I met my mother-in-law, (whom we all call “mama”) when Bobby was graduating from Dental School at NYU. She and two of his three sisters drove up from North Carolina to be part of the celebration. We all met at Bobby’s NYC apartment early one morning. Mama was the cutest little thing and when she realized Bobby and I were serious she grabbed my waist and said in her stern accent, “you take care of my son.” I loved her ever since.
Mama was raised in Okinawa, Japan on Yoniguni Island. She is the epitome of what Okinawan culture is. She grew up with four sisters and one brother on a farm where they mastered sugar cane farming. As a young girl she fed clams so they would grow pearls. She survived the atomic bombings of Hiroshima & Nagasaki and later on fell in love with an American soldier that was stationed in Japan around 1965. She eventually moved to the states with him and they went on to have four children.
Part of her culture is expressing herself through Okinawan Kenji Kai dancing. She still dances today. It’s one of the things I find most beautiful about her. She is so proud of who she is and I am so proud my children are 25% Okinawan. She still resides in the home where all of her kids grew up and I find it to be so impressive that her town has such strong Okinawan community. She has so many sweet friends and at times they get together for some traditional dancing.
It was such an honor to have her and her friends dance at our wedding. For many years people talked about our wedding and how all the Japanese dancers weren’t to be believed. It was truly beautiful and it felt like we had our own personal Broadway production.
This month I was able to honor my Okinawan mother-in-law and immerse my children in their Japanese heritage at the 10th annual Cherry Blossom Festival at the Japanese Friendship Garden located in Balboa Park in San Diego. We love teaching our children about who they are and where they come from. It’s definitely a highlight for me as a parent. With me being 100% Italian and my husband being half Japanese and German, our kids get to experience it all as far as culture is concerned.
What I love about San Diego is how it has so much to expose the children to. It has over 100 plus museums, plenty of theaters, The Del Mar Race Track, World Class Resorts, every major sports, concert venues every weekend, boating life, a pristine coastline with a plethora of beaches to choose from, and an amazing downtown.
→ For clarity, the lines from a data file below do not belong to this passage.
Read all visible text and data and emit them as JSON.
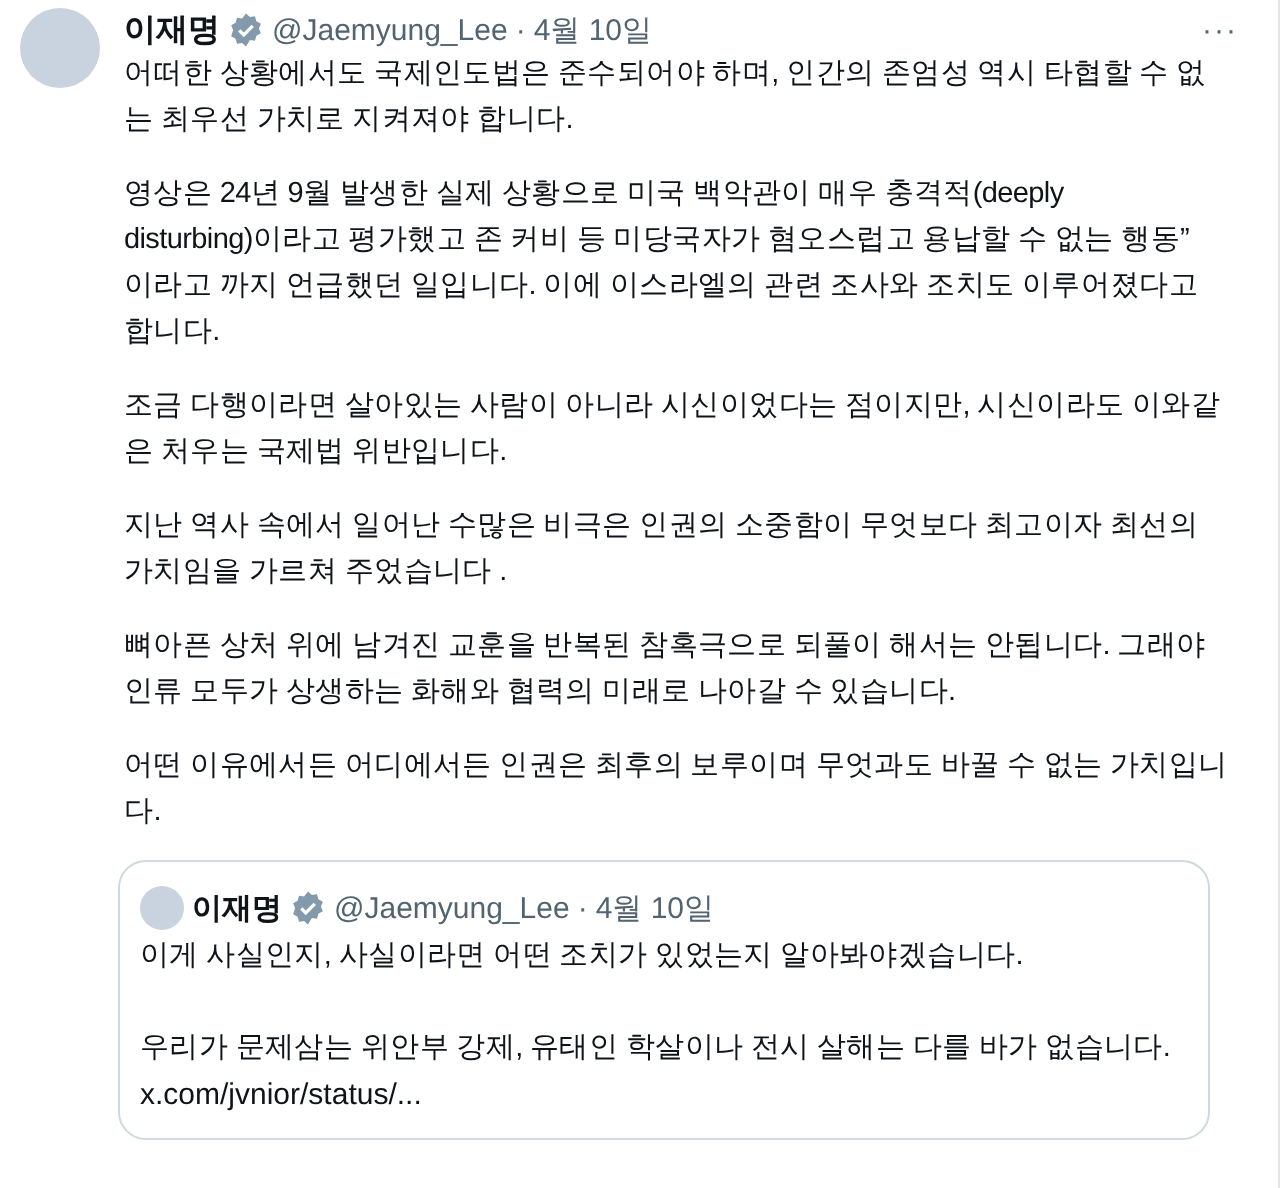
{
  "tweet": {
    "name": "이재명",
    "handle": "@Jaemyung_Lee",
    "separator": "·",
    "date": "4월 10일",
    "verified": true,
    "more": "···",
    "paragraphs": [
      "어떠한 상황에서도 국제인도법은 준수되어야 하며, 인간의 존엄성 역시 타협할 수 없\n는 최우선 가치로 지켜져야 합니다.",
      "영상은 24년 9월 발생한 실제 상황으로 미국 백악관이 매우 충격적(deeply\ndisturbing)이라고 평가했고 존 커비 등 미당국자가 혐오스럽고 용납할 수 없는 행동”\n이라고 까지 언급했던 일입니다. 이에 이스라엘의 관련 조사와 조치도 이루어졌다고\n합니다.",
      "조금 다행이라면 살아있는 사람이 아니라 시신이었다는 점이지만, 시신이라도 이와같\n은 처우는 국제법 위반입니다.",
      "지난 역사 속에서 일어난 수많은 비극은 인권의 소중함이 무엇보다 최고이자 최선의\n가치임을 가르쳐 주었습니다 .",
      "뼈아픈 상처 위에 남겨진 교훈을 반복된 참혹극으로 되풀이 해서는 안됩니다. 그래야\n인류 모두가 상생하는 화해와 협력의 미래로 나아갈 수 있습니다.",
      "어떤 이유에서든 어디에서든 인권은 최후의 보루이며 무엇과도 바꿀 수 없는 가치입니\n다."
    ]
  },
  "quoted": {
    "name": "이재명",
    "handle": "@Jaemyung_Lee",
    "separator": "·",
    "date": "4월 10일",
    "verified": true,
    "paragraphs": [
      "이게 사실인지, 사실이라면 어떤 조치가 있었는지 알아봐야겠습니다.",
      "우리가 문제삼는 위안부 강제, 유태인 학살이나 전시 살해는 다를 바가 없습니다."
    ],
    "link": "x.com/jvnior/status/..."
  }
}
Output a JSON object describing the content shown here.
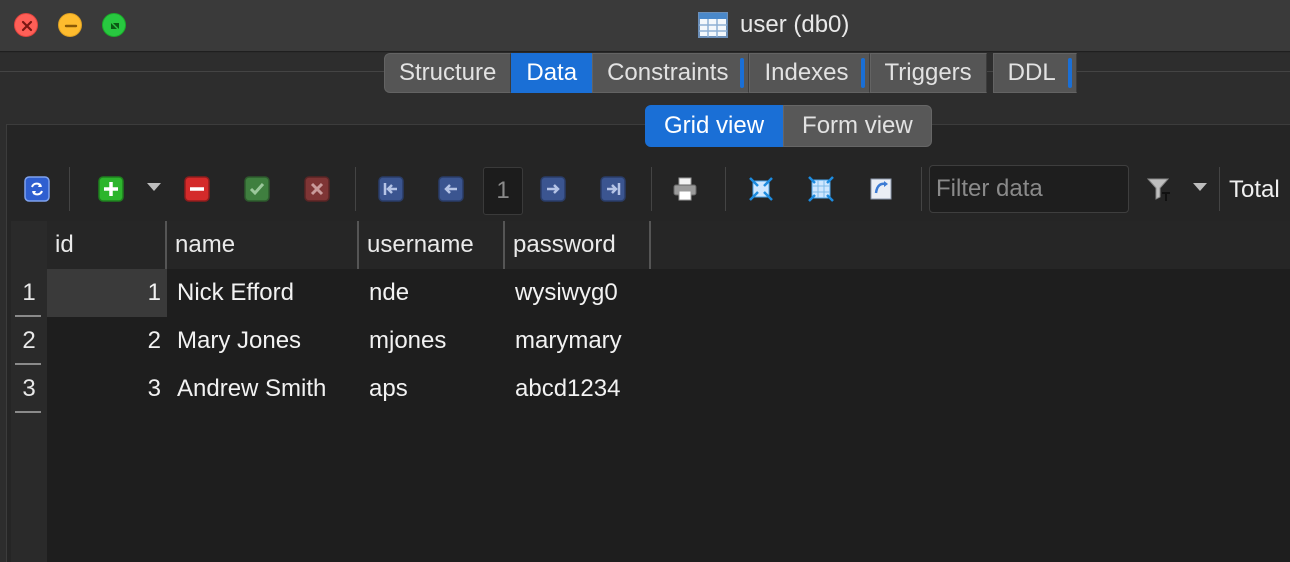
{
  "window": {
    "title": "user (db0)",
    "title_icon": "table-icon"
  },
  "tabs": [
    {
      "label": "Structure",
      "active": false
    },
    {
      "label": "Data",
      "active": true
    },
    {
      "label": "Constraints",
      "active": false
    },
    {
      "label": "Indexes",
      "active": false
    },
    {
      "label": "Triggers",
      "active": false
    },
    {
      "label": "DDL",
      "active": false
    }
  ],
  "views": [
    {
      "label": "Grid view",
      "active": true
    },
    {
      "label": "Form view",
      "active": false
    }
  ],
  "toolbar": {
    "page_number": "1",
    "filter_placeholder": "Filter data",
    "total_label": "Total",
    "icons": [
      "refresh-icon",
      "insert-row-icon",
      "delete-row-icon",
      "commit-icon",
      "rollback-icon",
      "first-page-icon",
      "previous-page-icon",
      "next-page-icon",
      "last-page-icon",
      "print-icon",
      "fit-columns-icon",
      "fit-columns-all-icon",
      "export-icon",
      "filter-icon"
    ]
  },
  "grid": {
    "columns": [
      "id",
      "name",
      "username",
      "password"
    ],
    "rows": [
      {
        "num": "1",
        "id": "1",
        "name": "Nick Efford",
        "username": "nde",
        "password": "wysiwyg0"
      },
      {
        "num": "2",
        "id": "2",
        "name": "Mary Jones",
        "username": "mjones",
        "password": "marymary"
      },
      {
        "num": "3",
        "id": "3",
        "name": "Andrew Smith",
        "username": "aps",
        "password": "abcd1234"
      }
    ]
  },
  "colors": {
    "accent": "#1a6fd6",
    "close": "#ff5f57",
    "minimize": "#febc2e",
    "zoom": "#28c840"
  }
}
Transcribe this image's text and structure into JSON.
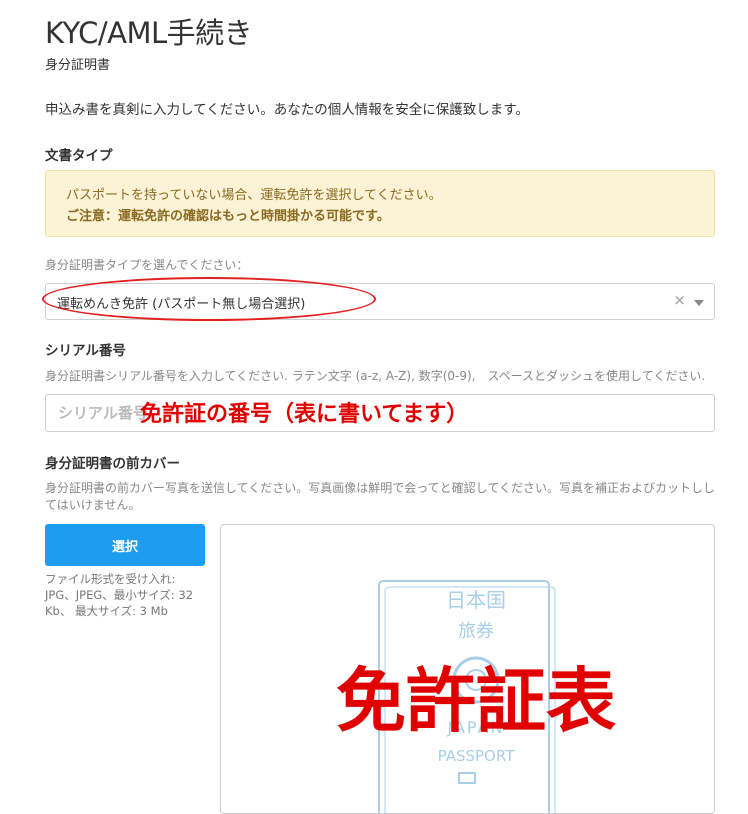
{
  "page": {
    "title": "KYC/AML手続き",
    "subtitle": "身分証明書",
    "intro": "申込み書を真剣に入力してください。あなたの個人情報を安全に保護致します。"
  },
  "document_type": {
    "label": "文書タイプ",
    "notice_line1": "パスポートを持っていない場合、運転免許を選択してください。",
    "notice_line2": "ご注意：運転免許の確認はもっと時間掛かる可能です。",
    "select_hint": "身分証明書タイプを選んでください：",
    "selected_value": "運転めんき免許 (パスポート無し場合選択)",
    "clear_symbol": "×"
  },
  "serial": {
    "label": "シリアル番号",
    "hint": "身分証明書シリアル番号を入力してください. ラテン文字 (a-z, A-Z), 数字(0-9),　スペースとダッシュを使用してください.",
    "placeholder": "シリアル番号"
  },
  "front_cover": {
    "label": "身分証明書の前カバー",
    "hint_line1": "身分証明書の前カバー写真を送信してください。写真画像は鮮明で会ってと確認してください。写真を補正およびカットしし",
    "hint_line2": "てはいけません。",
    "button_label": "選択",
    "file_info_line1": "ファイル形式を受け入れ:",
    "file_info_line2": "JPG、JPEG、最小サイズ: 32",
    "file_info_line3": "Kb、 最大サイズ: 3 Mb"
  },
  "passport_image": {
    "top_text": "日本国",
    "mid_text": "旅券",
    "country": "JAPAN",
    "label": "PASSPORT",
    "color": "#a9cfe8"
  },
  "annotations": {
    "serial_note": "免許証の番号（表に書いてます）",
    "image_note": "免許証表",
    "color": "#e00000"
  }
}
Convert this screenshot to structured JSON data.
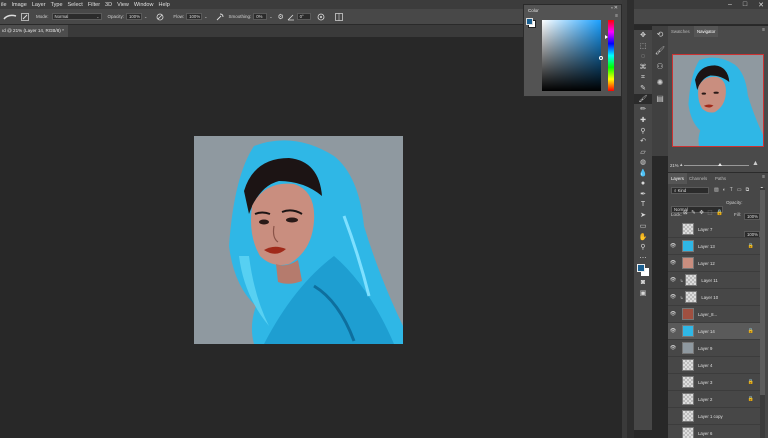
{
  "menu": [
    "ile",
    "Image",
    "Layer",
    "Type",
    "Select",
    "Filter",
    "3D",
    "View",
    "Window",
    "Help"
  ],
  "window_controls": {
    "min": "–",
    "max": "□",
    "close": "✕"
  },
  "options": {
    "mode_label": "Mode:",
    "mode_value": "Normal",
    "opacity_label": "Opacity:",
    "opacity_value": "100%",
    "flow_label": "Flow:",
    "flow_value": "100%",
    "smoothing_label": "Smoothing:",
    "smoothing_value": "0%",
    "angle_value": "0°"
  },
  "document_tab": "ıd @ 21% (Layer 14, RGB/8) *",
  "color_panel": {
    "title": "Color",
    "foreground": "#1a5f90",
    "background": "#ffffff"
  },
  "nav_tabs": [
    "Swatches",
    "Navigator"
  ],
  "zoom": "21%",
  "layer_tabs": [
    "Layers",
    "Channels",
    "Paths"
  ],
  "layers_controls": {
    "kind": "Kind",
    "blend": "Normal",
    "opacity_label": "Opacity:",
    "opacity": "100%",
    "lock_label": "Lock:",
    "fill_label": "Fill:",
    "fill": "100%"
  },
  "layers": [
    {
      "name": "Layer 7",
      "visible": false,
      "locked": false,
      "selected": false
    },
    {
      "name": "Layer 13",
      "visible": true,
      "locked": true,
      "selected": false
    },
    {
      "name": "Layer 12",
      "visible": true,
      "locked": false,
      "selected": false
    },
    {
      "name": "Layer 11",
      "visible": true,
      "locked": false,
      "selected": false
    },
    {
      "name": "Layer 10",
      "visible": true,
      "locked": false,
      "selected": false
    },
    {
      "name": "Layer_8...",
      "visible": true,
      "locked": false,
      "selected": false
    },
    {
      "name": "Layer 14",
      "visible": true,
      "locked": true,
      "selected": true
    },
    {
      "name": "Layer 9",
      "visible": true,
      "locked": false,
      "selected": false
    },
    {
      "name": "Layer 4",
      "visible": false,
      "locked": false,
      "selected": false
    },
    {
      "name": "Layer 3",
      "visible": false,
      "locked": true,
      "selected": false
    },
    {
      "name": "Layer 2",
      "visible": false,
      "locked": true,
      "selected": false
    },
    {
      "name": "Layer 1 copy",
      "visible": false,
      "locked": false,
      "selected": false
    },
    {
      "name": "Layer 6",
      "visible": false,
      "locked": false,
      "selected": false
    }
  ],
  "colors": {
    "app_bg": "#282828",
    "panel": "#474747",
    "selection": "#5a5a5a"
  }
}
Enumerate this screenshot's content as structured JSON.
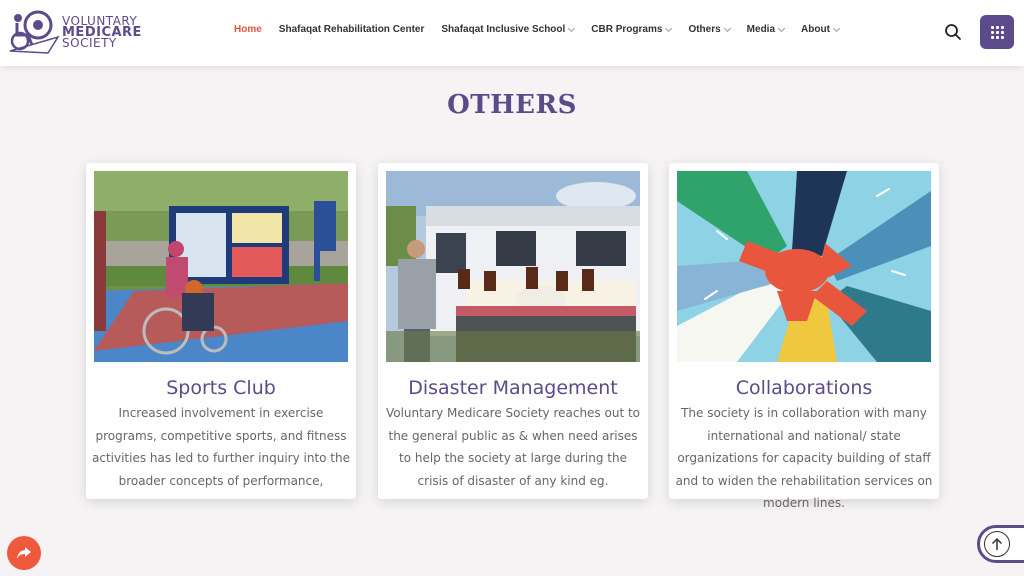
{
  "header": {
    "logo": {
      "line1": "VOLUNTARY",
      "line2": "MEDICARE",
      "line3": "SOCIETY"
    },
    "nav": [
      {
        "label": "Home",
        "active": true,
        "dropdown": false
      },
      {
        "label": "Shafaqat Rehabilitation Center",
        "active": false,
        "dropdown": false
      },
      {
        "label": "Shafaqat Inclusive School",
        "active": false,
        "dropdown": true
      },
      {
        "label": "CBR Programs",
        "active": false,
        "dropdown": true
      },
      {
        "label": "Others",
        "active": false,
        "dropdown": true
      },
      {
        "label": "Media",
        "active": false,
        "dropdown": true
      },
      {
        "label": "About",
        "active": false,
        "dropdown": true
      }
    ],
    "icons": {
      "search": "search-icon",
      "menu": "grid-menu-icon"
    }
  },
  "section": {
    "title": "OTHERS"
  },
  "cards": [
    {
      "title": "Sports Club",
      "image": "wheelchair-basketball-photo",
      "text": "Increased involvement in exercise programs, competitive sports, and fitness activities has led to further inquiry into the broader concepts of performance,"
    },
    {
      "title": "Disaster Management",
      "image": "relief-van-photo",
      "text": "Voluntary Medicare Society reaches out to the general public as & when need arises to help the society at large during the crisis of disaster of any kind eg."
    },
    {
      "title": "Collaborations",
      "image": "joined-hands-illustration",
      "text": "The society is in collaboration with many international and national/ state organizations for capacity building of staff and to widen the rehabilitation services on modern lines."
    }
  ],
  "floating": {
    "share": "share-icon",
    "scroll_top": "arrow-up-icon"
  },
  "colors": {
    "brand": "#5b4b8a",
    "accent": "#e5533d",
    "share": "#ef5a3c"
  }
}
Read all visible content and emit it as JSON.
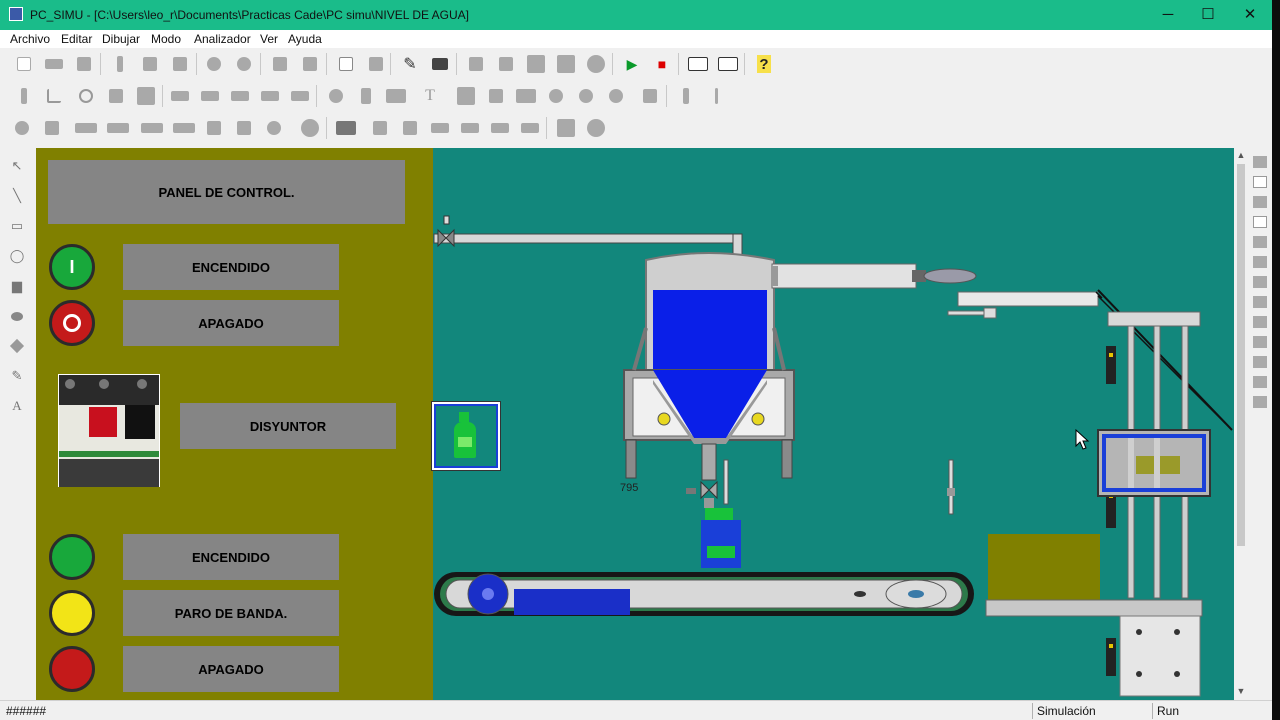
{
  "window": {
    "title": "PC_SIMU - [C:\\Users\\leo_r\\Documents\\Practicas Cade\\PC simu\\NIVEL DE AGUA]",
    "minimize": "─",
    "maximize": "☐",
    "close": "✕"
  },
  "menu": [
    "Archivo",
    "Editar",
    "Dibujar",
    "Modo",
    "Analizador",
    "Ver",
    "Ayuda"
  ],
  "toolbar": {
    "pencil": "✎",
    "run": "▶",
    "stop": "■",
    "help": "?"
  },
  "lefttools": {
    "pointer": "↖",
    "line": "╲",
    "rect": "▭",
    "ellipse": "◯",
    "fill": "▆",
    "brush": "✎",
    "text": "A"
  },
  "panel": {
    "title": "PANEL DE CONTROL.",
    "on_button_glyph": "I",
    "off_button_glyph": "O",
    "encendido_1": "ENCENDIDO",
    "apagado_1": "APAGADO",
    "disyuntor": "DISYUNTOR",
    "encendido_2": "ENCENDIDO",
    "paro_banda": "PARO DE BANDA.",
    "apagado_2": "APAGADO"
  },
  "process": {
    "level_value": "795"
  },
  "colors": {
    "titlebar": "#1abc8a",
    "canvas": "#12877c",
    "panel": "#808000",
    "water": "#0a1fe8",
    "green_lamp": "#18a83b",
    "yellow_lamp": "#f2e417",
    "red_lamp": "#c41a1a"
  },
  "status": {
    "left": "######",
    "mode": "Simulación",
    "state": "Run"
  }
}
It has all of this with most days being 75 degrees with no humidity and my favorite, no mosquitos. I guess that’s why they call it America’s Finest City.
Cherry Blossoms have been very symbolic in the Japanese culture for many centuries. They have often been associated with mortality because the transience of the blossoms that go from extreme beauty to quick death. For this reason they have been richly symbolic and can be seen in Japanese art, anime musical performances and film. You could also see these blossoms on kimonos and other japanese consumer goods.
Our children loved honoring their grandmother and enjoyed the Japanese food, arts and crafts at the Cherry Blossom Festival. They particularly loved the Pocky stand, which is thin bread sticks dipped in chocolate. Definitely delicious! The kids grabbed their pocky sticks and enjoyed climbing over the rocks at the numerous koi ponds.
It’s a wonderful thing having multi-cultural children where you get to celebrate the best of all the cultures. I am glad we live in a city that recognizes so many and celebrates it all.
How do you celebrate your culture/s? I would love to hear from you.